Rapid economic growth in recent years, and proceeds from privatization have boosted public finances. Budget surpluses have been used to reduce the public debt, build up assets in the public sector pension funds and reduce taxes. It is expected that at the end of this year, the net public sector debt will have fallen to 6.3% of GDP as compared with close to 40% in the mid-1990s. The combined state and local income tax rate stands at 35.7% and the corporate income tax rate at 18%. In February 2008, the government announced that corporate income tax would be cut further, to 15% as of this year. “This strong fiscal position is not least the result of a built-in counter-cyclical tax and expenditure structure,” says Mr. Haarde, adding that strong government finances and a fully funded pension system are two vital pillars of the strengths of the Icelandic economy.
The Icelandic financial sector
One of the most noticeable factors in Iceland’s recent economic develop-ment has been the growth of the financial sector, which now accounts for about 10% of GDP compared to 6% in the year 2000; and the industry’s assets have grown to about eight times Iceland’s GDP.
“Privatization of state-owned banks and mergers among Iceland’s largest banks released new energy in the sector. The banks have found growth opportunities abroad and transformed themselves from purely local banks to truly inter-national banks,” says Mr. Haarde.
The Icelandic banks have felt the effects of the current turmoil in international financial markets, which has made access to funding more difficult and costly for most international banks. However, the Icelandic banks remain strong according to the Icelandic Financial Super-visory Authority (FME), which points to their relatively high capital adequacy ratios, good liquidity position, increased proportion of deposits in their funding profile and their ability to withstand severe stress tests that the FME performs regularly.
“The Icelandic banks are healthy and I am confident that they will weather the storm in international financial markets,” says Mr. Haarde. “There are those who argue that the banks have become too big for the country and that the current turmoil could bring down the banks and cause severe economic conditions in Iceland, but this is totally unfounded in my view.”

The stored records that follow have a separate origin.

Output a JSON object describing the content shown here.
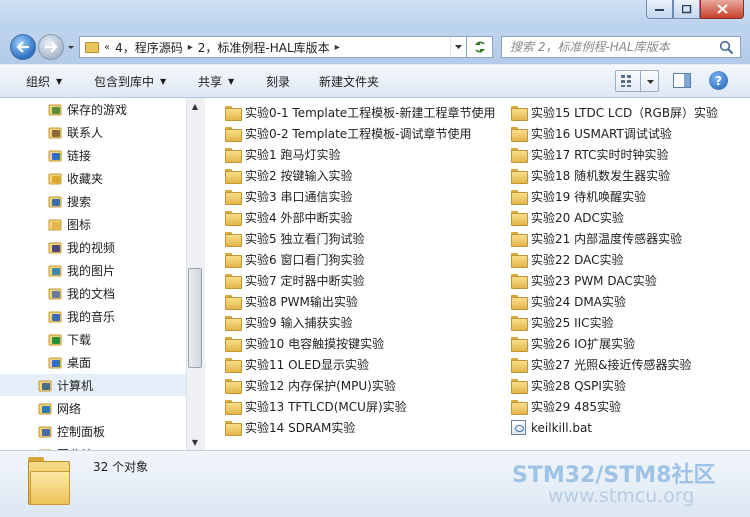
{
  "window": {
    "controls": {
      "minimize_icon": "minimize-icon",
      "maximize_icon": "maximize-icon",
      "close_icon": "close-icon"
    }
  },
  "address": {
    "overflow": "«",
    "crumbs": [
      "4，程序源码",
      "2，标准例程-HAL库版本"
    ]
  },
  "search": {
    "placeholder": "搜索 2，标准例程-HAL库版本"
  },
  "toolbar": {
    "organize": "组织",
    "include_in_library": "包含到库中",
    "share": "共享",
    "burn": "刻录",
    "new_folder": "新建文件夹"
  },
  "nav": {
    "items": [
      {
        "label": "保存的游戏",
        "icon": "saved-games-icon"
      },
      {
        "label": "联系人",
        "icon": "contacts-icon"
      },
      {
        "label": "链接",
        "icon": "links-icon"
      },
      {
        "label": "收藏夹",
        "icon": "favorites-icon"
      },
      {
        "label": "搜索",
        "icon": "searches-icon"
      },
      {
        "label": "图标",
        "icon": "folder-icon"
      },
      {
        "label": "我的视频",
        "icon": "videos-icon"
      },
      {
        "label": "我的图片",
        "icon": "pictures-icon"
      },
      {
        "label": "我的文档",
        "icon": "documents-icon"
      },
      {
        "label": "我的音乐",
        "icon": "music-icon"
      },
      {
        "label": "下载",
        "icon": "downloads-icon"
      },
      {
        "label": "桌面",
        "icon": "desktop-icon"
      },
      {
        "label": "计算机",
        "icon": "computer-icon"
      },
      {
        "label": "网络",
        "icon": "network-icon"
      },
      {
        "label": "控制面板",
        "icon": "control-panel-icon"
      },
      {
        "label": "回收站",
        "icon": "recycle-bin-icon"
      }
    ]
  },
  "files": {
    "col1": [
      "实验0-1 Template工程模板-新建工程章节使用",
      "实验0-2 Template工程模板-调试章节使用",
      "实验1 跑马灯实验",
      "实验2 按键输入实验",
      "实验3 串口通信实验",
      "实验4 外部中断实验",
      "实验5 独立看门狗试验",
      "实验6 窗口看门狗实验",
      "实验7 定时器中断实验",
      "实验8 PWM输出实验",
      "实验9 输入捕获实验",
      "实验10 电容触摸按键实验",
      "实验11 OLED显示实验",
      "实验12 内存保护(MPU)实验",
      "实验13 TFTLCD(MCU屏)实验",
      "实验14 SDRAM实验"
    ],
    "col2": [
      "实验15 LTDC LCD（RGB屏）实验",
      "实验16 USMART调试试验",
      "实验17 RTC实时时钟实验",
      "实验18 随机数发生器实验",
      "实验19 待机唤醒实验",
      "实验20 ADC实验",
      "实验21 内部温度传感器实验",
      "实验22 DAC实验",
      "实验23 PWM DAC实验",
      "实验24 DMA实验",
      "实验25 IIC实验",
      "实验26 IO扩展实验",
      "实验27 光照&接近传感器实验",
      "实验28 QSPI实验",
      "实验29 485实验",
      "keilkill.bat"
    ]
  },
  "details": {
    "count": "32 个对象"
  },
  "watermark": {
    "line1": "STM32/STM8社区",
    "line2": "www.stmcu.org"
  }
}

The international ratings agency Moody’s decided to assign a negative outlook to Iceland’s sovereign Aaa ratings in early March 2008 citing its recent one-notch downgrades of the country’s main commercial banks’ financial strength ratings. Nevertheless, Moody’s emphasizes that the banks are sound, with strong franchises, healthy capital adequacy and good liquidity and that the risk of disruptive systemic stress in the banking sector is very low.

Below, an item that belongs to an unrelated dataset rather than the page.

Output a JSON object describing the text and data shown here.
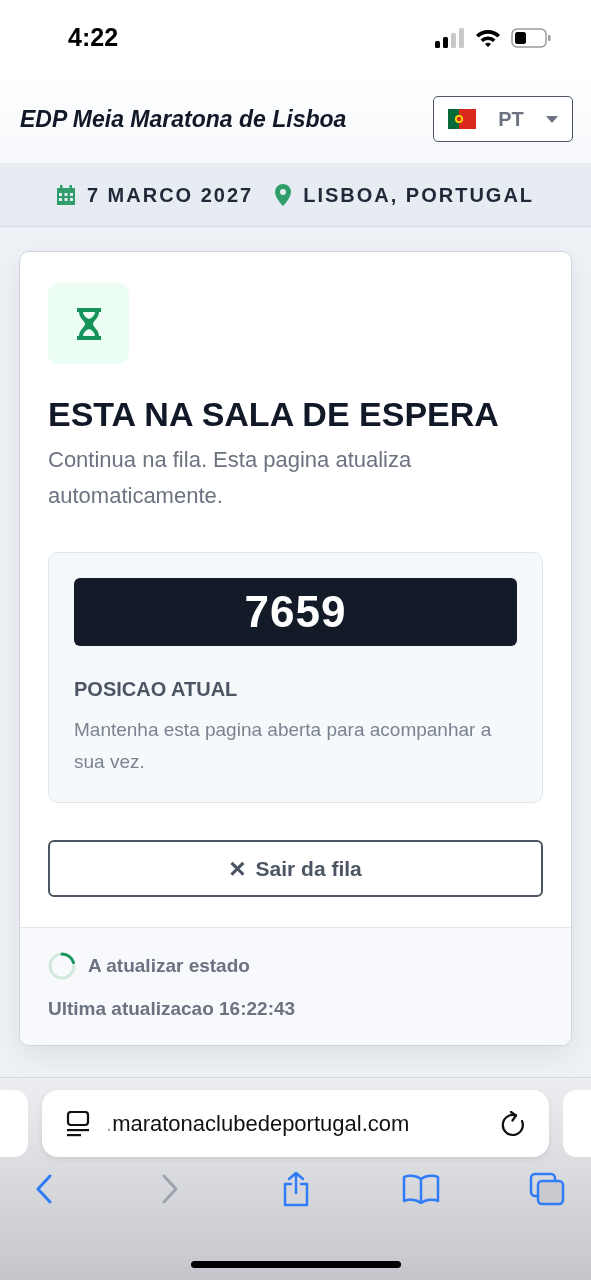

Furthermore, Moody’s applauds the country for its advanced economic structure, low government debt, high per capita incomes and nearly fully-funded pension system, stating that it is a highly creditworthy, developed country whose public finances and wealth compare very favorably even against many of its Aaa peers. “I couldn’t agree more,” says Mr. Haarde.